From the mid-17th to the mid-20th centuries, a process called “carroting” was used in the manufacture of good quality felt for making men’s hats. Beaver, rabbit or hare skins were treated with a dilute solution of the mercury compound mercuric nitrate. The skins were dried in an oven where the thin fur at the sides turned orange — the colour of carrots. Pelts were stretched over a bar in a cutting machine and the skin sliced off in thin shreds, the fleece coming away entirely. The fur was blown onto a cone-shaped colander, treated with hot water to consolidate it, the cone peeled off and passed through wet rollers to cause the fur to felt. These ‘hoods’ were then dyed and blocked to make hats. This toxic solution and the vapours it produced resulted in widespread cases of mercury poisoning among hatters, possibly giving rise to the expression “mad as a hatter”.

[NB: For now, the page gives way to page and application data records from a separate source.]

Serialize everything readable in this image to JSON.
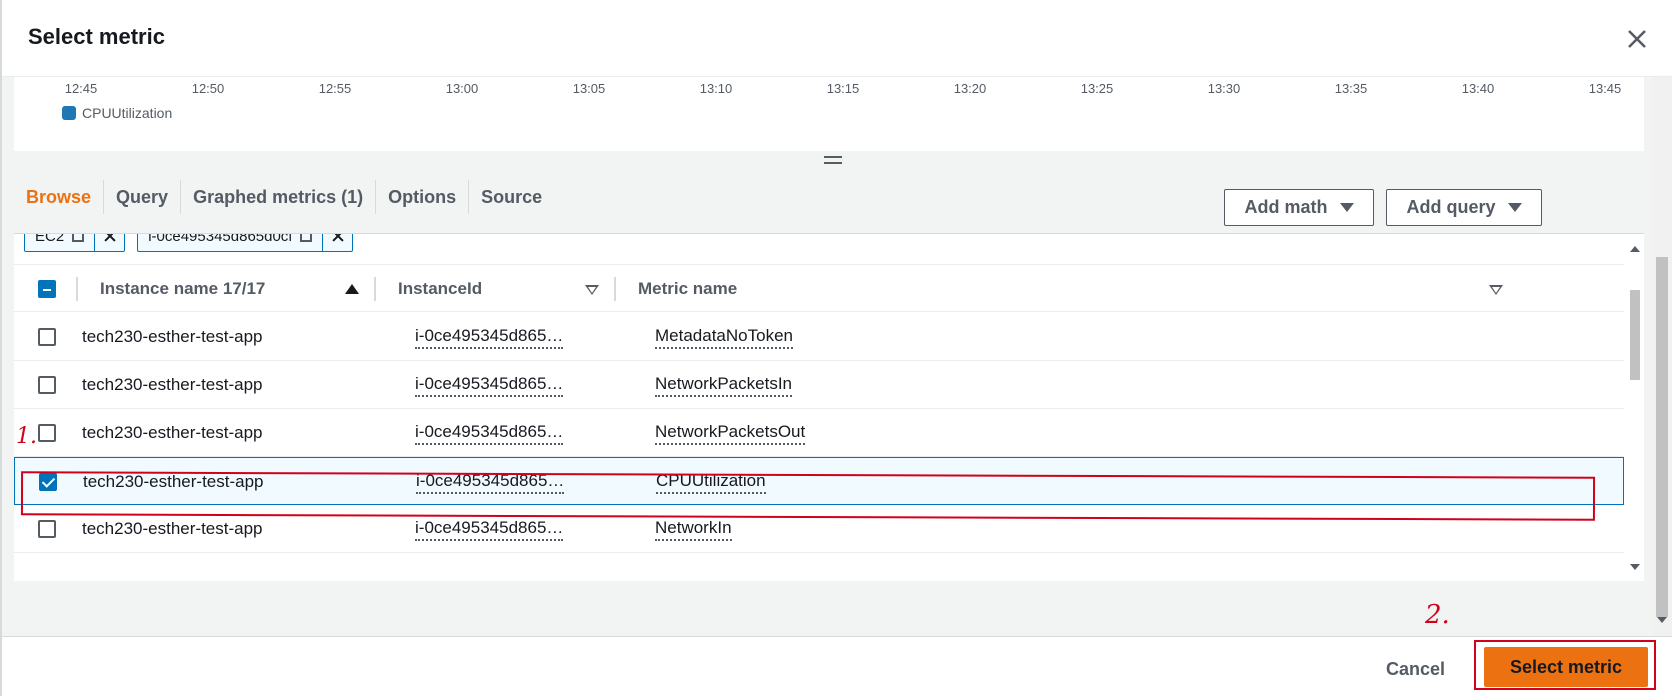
{
  "dialog": {
    "title": "Select metric"
  },
  "chart": {
    "tick_labels": [
      "12:45",
      "12:50",
      "12:55",
      "13:00",
      "13:05",
      "13:10",
      "13:15",
      "13:20",
      "13:25",
      "13:30",
      "13:35",
      "13:40",
      "13:45"
    ],
    "legend_label": "CPUUtilization",
    "legend_color": "#1f77b4"
  },
  "tabs": {
    "browse": "Browse",
    "query": "Query",
    "graphed": "Graphed metrics (1)",
    "options": "Options",
    "source": "Source"
  },
  "actions": {
    "add_math": "Add math",
    "add_query": "Add query"
  },
  "filters": {
    "token1": "EC2",
    "token2": "i-0ce495345d865d0cf"
  },
  "table": {
    "columns": {
      "instance_name": "Instance name 17/17",
      "instance_id": "InstanceId",
      "metric_name": "Metric name"
    },
    "rows": [
      {
        "instance_name": "tech230-esther-test-app",
        "instance_id": "i-0ce495345d865…",
        "metric_name": "MetadataNoToken",
        "checked": false
      },
      {
        "instance_name": "tech230-esther-test-app",
        "instance_id": "i-0ce495345d865…",
        "metric_name": "NetworkPacketsIn",
        "checked": false
      },
      {
        "instance_name": "tech230-esther-test-app",
        "instance_id": "i-0ce495345d865…",
        "metric_name": "NetworkPacketsOut",
        "checked": false
      },
      {
        "instance_name": "tech230-esther-test-app",
        "instance_id": "i-0ce495345d865…",
        "metric_name": "CPUUtilization",
        "checked": true
      },
      {
        "instance_name": "tech230-esther-test-app",
        "instance_id": "i-0ce495345d865…",
        "metric_name": "NetworkIn",
        "checked": false
      }
    ]
  },
  "footer": {
    "cancel": "Cancel",
    "select": "Select metric"
  },
  "annotations": {
    "step1": "1.",
    "step2": "2."
  },
  "colors": {
    "accent": "#ec7211",
    "link": "#0073bb",
    "annotation": "#d0021b"
  }
}
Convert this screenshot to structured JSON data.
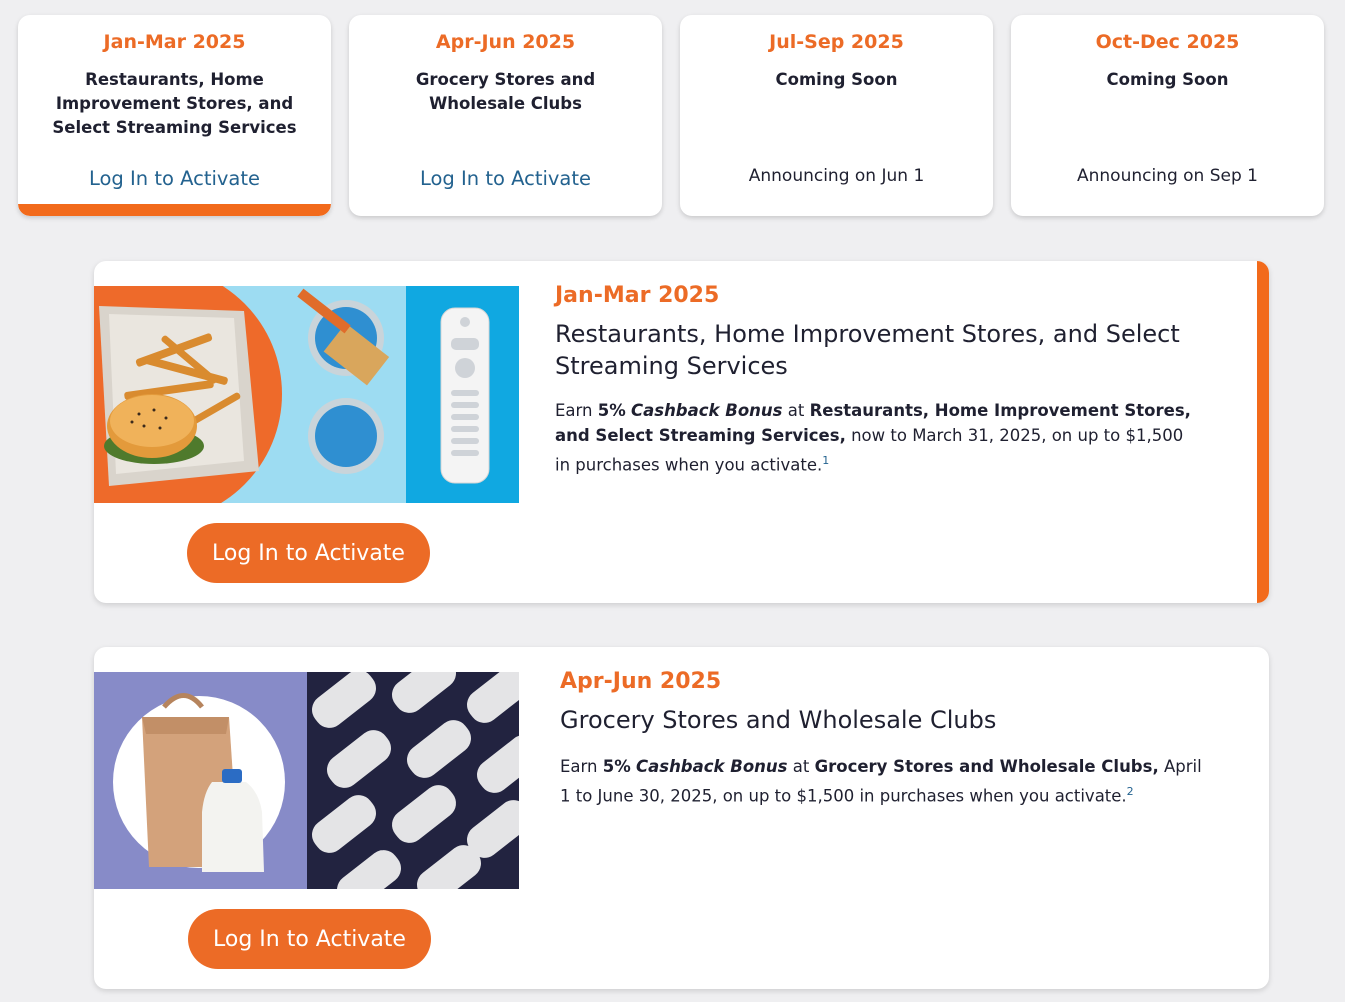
{
  "tabs": [
    {
      "quarter": "Jan-Mar 2025",
      "title": "Restaurants, Home Improvement Stores, and Select Streaming Services",
      "action": "Log In to Activate"
    },
    {
      "quarter": "Apr-Jun 2025",
      "title": "Grocery Stores and Wholesale Clubs",
      "action": "Log In to Activate"
    },
    {
      "quarter": "Jul-Sep 2025",
      "title": "Coming Soon",
      "announce": "Announcing on Jun 1"
    },
    {
      "quarter": "Oct-Dec 2025",
      "title": "Coming Soon",
      "announce": "Announcing on Sep 1"
    }
  ],
  "offers": [
    {
      "quarter": "Jan-Mar 2025",
      "heading": "Restaurants, Home Improvement Stores, and Select Streaming Services",
      "desc_1": "Earn ",
      "desc_pct": "5%",
      "desc_bonus": "Cashback Bonus",
      "desc_2": " at ",
      "desc_cat": "Restaurants, Home Improvement Stores, and Select Streaming Services,",
      "desc_3": " now to March 31, 2025, on up to $1,500 in purchases when you activate.",
      "footnote": "1",
      "button": "Log In to Activate"
    },
    {
      "quarter": "Apr-Jun 2025",
      "heading": "Grocery Stores and Wholesale Clubs",
      "desc_1": "Earn ",
      "desc_pct": "5%",
      "desc_bonus": "Cashback Bonus",
      "desc_2": " at ",
      "desc_cat": "Grocery Stores and Wholesale Clubs,",
      "desc_3": " April 1 to June 30, 2025, on up to $1,500 in purchases when you activate.",
      "footnote": "2",
      "button": "Log In to Activate"
    }
  ],
  "colors": {
    "accent": "#ec6b26",
    "link": "#23628f",
    "background": "#efeff1"
  }
}
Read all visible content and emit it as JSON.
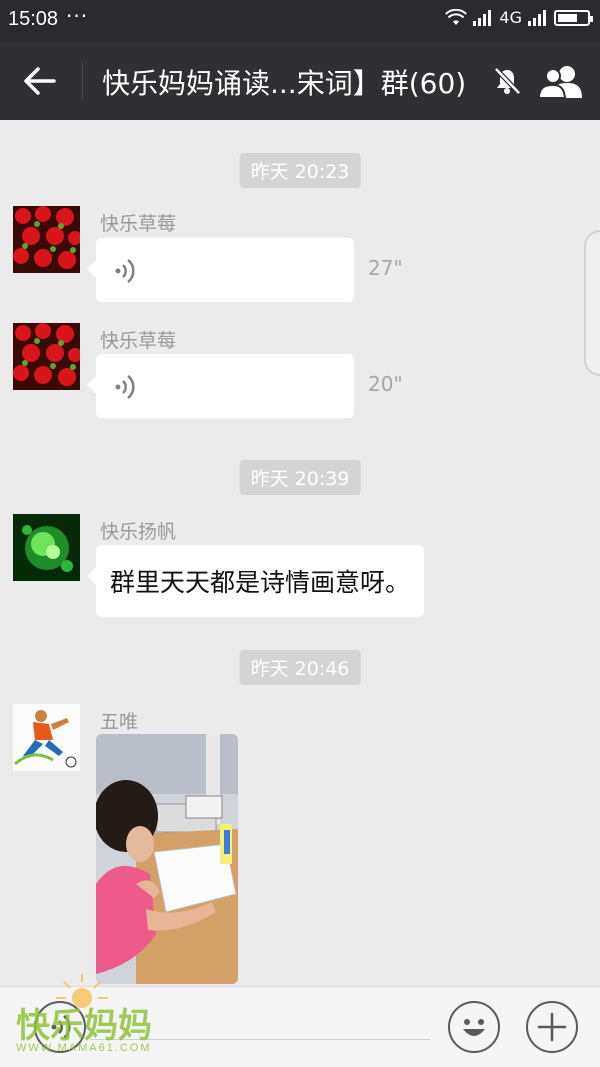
{
  "status_bar": {
    "time": "15:08",
    "more": "···",
    "network": "4G"
  },
  "nav": {
    "title": "快乐妈妈诵读...宋词】群(60)"
  },
  "colors": {
    "nav_bg": "#2f2f34",
    "chat_bg": "#ebebeb",
    "bubble": "#ffffff",
    "watermark": "#8fc33a"
  },
  "messages": [
    {
      "time_chip": "昨天 20:23",
      "sender": "快乐草莓",
      "kind": "voice",
      "duration": "27\""
    },
    {
      "sender": "快乐草莓",
      "kind": "voice",
      "duration": "20\""
    },
    {
      "time_chip": "昨天 20:39",
      "sender": "快乐扬帆",
      "kind": "text",
      "text": "群里天天都是诗情画意呀。"
    },
    {
      "time_chip": "昨天 20:46",
      "sender": "五唯",
      "kind": "image"
    }
  ],
  "watermark": {
    "main": "快乐妈妈",
    "sub": "WWW.MAMA61.COM"
  },
  "icons": {
    "back": "back-arrow-icon",
    "mute": "mute-bell-icon",
    "group": "group-members-icon",
    "voice": "voice-wave-icon",
    "emoji": "emoji-icon",
    "plus": "plus-icon"
  }
}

Put a Netting Cloth or beach mat or any strong fabric on a table , make sure that the cloth / mat is bigger than the size of Layer of Carded Wool . Make a Layer of Carded Wool on the Netting cloth / mat. Put second layer of Carded Wool in opposite direction ( horizontally ) , Crosswise to First layer . Again put another layer in same direction of first layer . We have repeat this process and to make a thick layers . ( Carded Wool is placed in opposite direction because to make the wool fibers entangle itself much faster.) Put another piece of Netting cloth / mat or any strong fabric on top of it. We can use different colours of Carded Wool Layer to make the felt more Colourful . These layers of Carded wool look like a thick & fluffy material. Pour some Warm Soapy water all over it . Now using your hands start pressing down and shake your hand on it so that the fibres starts to entangle itself . You will see the thickness starts to reduce . We can also Roll up the Fabric / Netting Cloth and squeeze the soapy water out and again we have to pour some soapy water to it . We have to repeat this process of applying pressure and friction from our hand . The more and harder we work more the felt becomes harder and dense. We will continue this process until we are satisfied with the finish & feel of felt , we should use normal water to clean the soapy water out completely .